While often discussed in the context of developing countries, Canada has also experienced a “brain drain” phenomenon. Many highly skilled Canadian professionals, particularly in the healthcare and technology sectors, have emigrated to the United States or other countries in search of better career opportunities and higher salaries.
War Measures Act and Japanese Canadians:
During World War II, the Canadian government invoked the War Measures Act, resulting in the forced relocation and internment of Japanese Canadians. Approximately 22,000 Japanese Canadians, the majority of whom were Canadian citizens, were uprooted from their homes and sent to internment camps. Their properties and possessions were confiscated, and they faced discrimination and loss of livelihood.
Underground Railroad for enslaved African Americans:
Canada played a crucial role in the Underground Railroad, a network of secret routes and safe houses used by enslaved African Americans to escape to free states and Canada in the 19th century. Thousands of freedom seekers found refuge in Canada, particularly in Ontario and Nova Scotia, where they established vibrant communities.
Maple Leaf Country:
Did you know that Canada is known as the “Maple Leaf Country”? The iconic maple leaf symbol is widely associated with Canada and is prominently featured on the country’s flag. Its significance goes beyond national pride and serves as a symbol of unity and diversity, representing the multicultural fabric of Canadian society.
Canada is recognized as one of the most multilingual countries in the world. While English and French are the official languages, over 200 languages are spoken across the country, reflecting its rich linguistic diversity. This multiculturalism is celebrated and supported by various language programs and services.

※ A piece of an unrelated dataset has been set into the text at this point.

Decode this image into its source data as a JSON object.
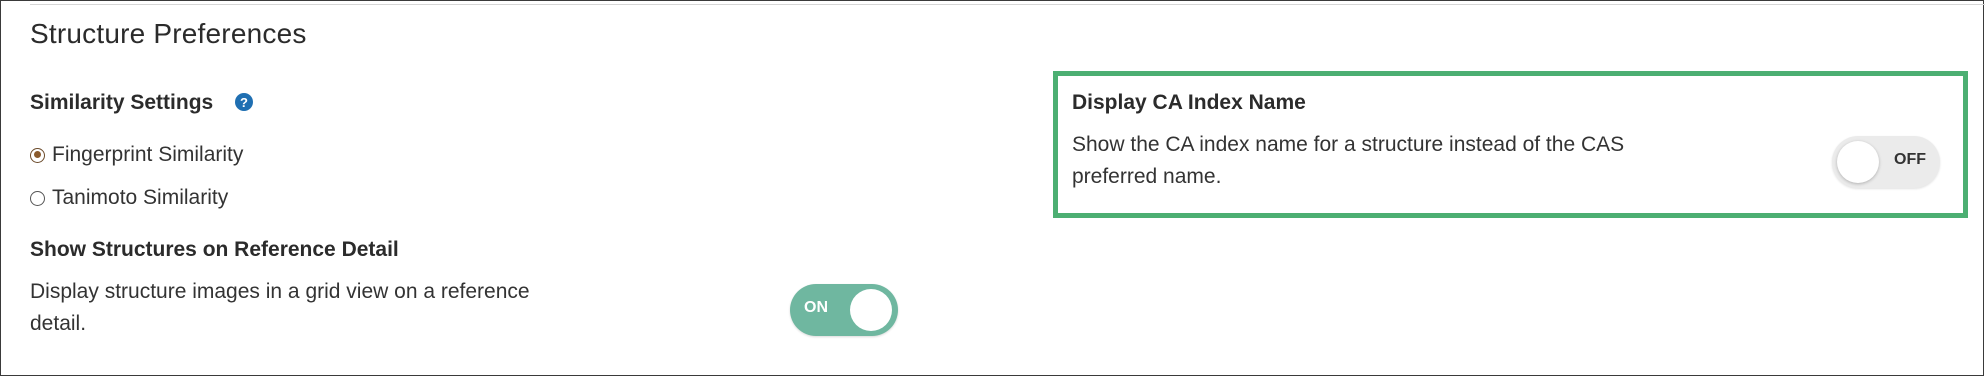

Polar Bear Capital:
Churchill, a town located in Manitoba, holds the title of the “Polar Bear Capital of the World.” It is a popular destination for wildlife enthusiasts who want to observe polar bears in their natural habitat. The town’s unique location near the Arctic makes it an ideal spot for these incredible creatures to gather.
UFO Landing Pad:

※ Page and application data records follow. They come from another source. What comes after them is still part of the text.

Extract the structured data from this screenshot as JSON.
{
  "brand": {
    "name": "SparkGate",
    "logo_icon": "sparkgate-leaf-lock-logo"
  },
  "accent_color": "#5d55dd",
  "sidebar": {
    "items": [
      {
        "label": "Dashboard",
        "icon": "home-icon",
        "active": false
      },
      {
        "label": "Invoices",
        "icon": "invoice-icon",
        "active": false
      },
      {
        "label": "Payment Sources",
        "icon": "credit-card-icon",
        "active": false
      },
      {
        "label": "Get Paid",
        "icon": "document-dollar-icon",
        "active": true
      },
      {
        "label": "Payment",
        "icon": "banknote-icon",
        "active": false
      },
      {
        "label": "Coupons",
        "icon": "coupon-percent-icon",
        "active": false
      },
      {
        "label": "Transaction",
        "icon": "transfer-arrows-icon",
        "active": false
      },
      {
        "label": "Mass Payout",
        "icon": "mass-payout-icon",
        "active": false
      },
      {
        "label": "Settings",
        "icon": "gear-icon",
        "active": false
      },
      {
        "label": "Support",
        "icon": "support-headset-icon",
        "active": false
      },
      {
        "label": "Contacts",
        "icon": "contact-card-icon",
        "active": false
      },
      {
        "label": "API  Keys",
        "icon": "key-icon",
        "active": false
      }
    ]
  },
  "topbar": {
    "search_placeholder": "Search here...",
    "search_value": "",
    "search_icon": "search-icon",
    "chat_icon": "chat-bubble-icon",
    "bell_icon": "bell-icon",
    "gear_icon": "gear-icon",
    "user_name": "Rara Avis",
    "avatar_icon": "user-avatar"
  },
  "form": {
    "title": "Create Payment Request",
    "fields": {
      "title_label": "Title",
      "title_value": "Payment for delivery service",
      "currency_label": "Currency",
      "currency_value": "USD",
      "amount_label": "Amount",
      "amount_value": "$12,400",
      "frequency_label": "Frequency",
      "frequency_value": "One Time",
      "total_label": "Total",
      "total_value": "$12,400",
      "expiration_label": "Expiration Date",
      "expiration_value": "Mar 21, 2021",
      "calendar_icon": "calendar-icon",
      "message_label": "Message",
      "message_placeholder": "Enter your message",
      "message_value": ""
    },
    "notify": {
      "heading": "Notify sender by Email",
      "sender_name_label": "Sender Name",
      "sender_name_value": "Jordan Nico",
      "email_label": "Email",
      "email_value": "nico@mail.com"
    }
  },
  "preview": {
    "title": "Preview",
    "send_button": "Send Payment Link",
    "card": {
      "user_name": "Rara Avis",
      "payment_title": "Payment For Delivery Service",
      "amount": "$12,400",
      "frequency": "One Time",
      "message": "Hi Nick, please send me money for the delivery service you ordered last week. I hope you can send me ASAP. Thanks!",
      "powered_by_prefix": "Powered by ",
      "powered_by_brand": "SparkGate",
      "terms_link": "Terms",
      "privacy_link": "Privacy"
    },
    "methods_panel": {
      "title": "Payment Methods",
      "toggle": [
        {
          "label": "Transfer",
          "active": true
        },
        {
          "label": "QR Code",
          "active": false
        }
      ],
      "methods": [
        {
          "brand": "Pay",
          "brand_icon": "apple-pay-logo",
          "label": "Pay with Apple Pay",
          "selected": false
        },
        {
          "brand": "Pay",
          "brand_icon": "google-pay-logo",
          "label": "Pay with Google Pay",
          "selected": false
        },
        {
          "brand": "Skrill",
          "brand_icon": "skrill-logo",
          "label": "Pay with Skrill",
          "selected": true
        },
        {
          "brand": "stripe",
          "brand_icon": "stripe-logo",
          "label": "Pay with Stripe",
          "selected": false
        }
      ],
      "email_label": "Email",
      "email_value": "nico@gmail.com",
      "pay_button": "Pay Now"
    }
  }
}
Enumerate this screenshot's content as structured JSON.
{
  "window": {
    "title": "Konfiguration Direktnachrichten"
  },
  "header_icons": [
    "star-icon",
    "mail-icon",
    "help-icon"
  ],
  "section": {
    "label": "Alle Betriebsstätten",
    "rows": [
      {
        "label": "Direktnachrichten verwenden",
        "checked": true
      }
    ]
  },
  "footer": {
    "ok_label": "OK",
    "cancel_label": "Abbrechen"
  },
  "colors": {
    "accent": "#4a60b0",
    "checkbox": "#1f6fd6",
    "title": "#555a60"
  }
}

In St. Paul, Alberta, you can find an unusual attraction—a UFO landing pad. Built in 1967, it was intended to serve as a symbol of goodwill and as a tourist attraction. Although no extraterrestrial landings have been reported, the site continues to draw visitors curious about the mysteries of the universe.
Newfoundland and Labrador, the easternmost province of Canada, is famous for its stunning natural beauty. One of its remarkable features is “Iceberg Alley,” a stretch of coastline where majestic icebergs from the Arctic float past each year. This awe-inspiring sight attracts photographers, nature enthusiasts, and adventurers alike.
Sudbury, Ontario, is home to a massive landmark—the “Big Nickel.” Standing at 9 meters tall, it is the world’s largest coin. The Big Nickel pays homage to Sudbury’s rich mining heritage and serves as a reminder of the region’s significant contributions to Canada’s economy.
Skilled Immigrant Success Stories:
Canada has a long history of welcoming skilled immigrants who have made significant contributions to various fields. From scientists and Nobel laureates to successful entrepreneurs and artists, numerous skilled immigrants have achieved remarkable success in Canada. These inspiring stories showcase the opportunities and potential that immigration to Canada offers.
Beautiful National Parks:
Canada boasts breathtaking national parks that attract nature lovers from around the globe. From the stunning landscapes of Banff and Jasper National Parks in the Rocky Mountains to the rugged coastal beauty of Pacific Rim National Park in British Columbia, these protected areas offer unforgettable experiences for outdoor enthusiasts.
Despite high costs and a low employment rate, Canada continues to attract people for various reasons. Here are some interesting facts that contribute to Canada’s appeal:
Quality of life:
Canada consistently ranks among the top countries in terms of quality of life. It offers a safe and peaceful environment, high standard of living, excellent healthcare, and well-developed social welfare systems.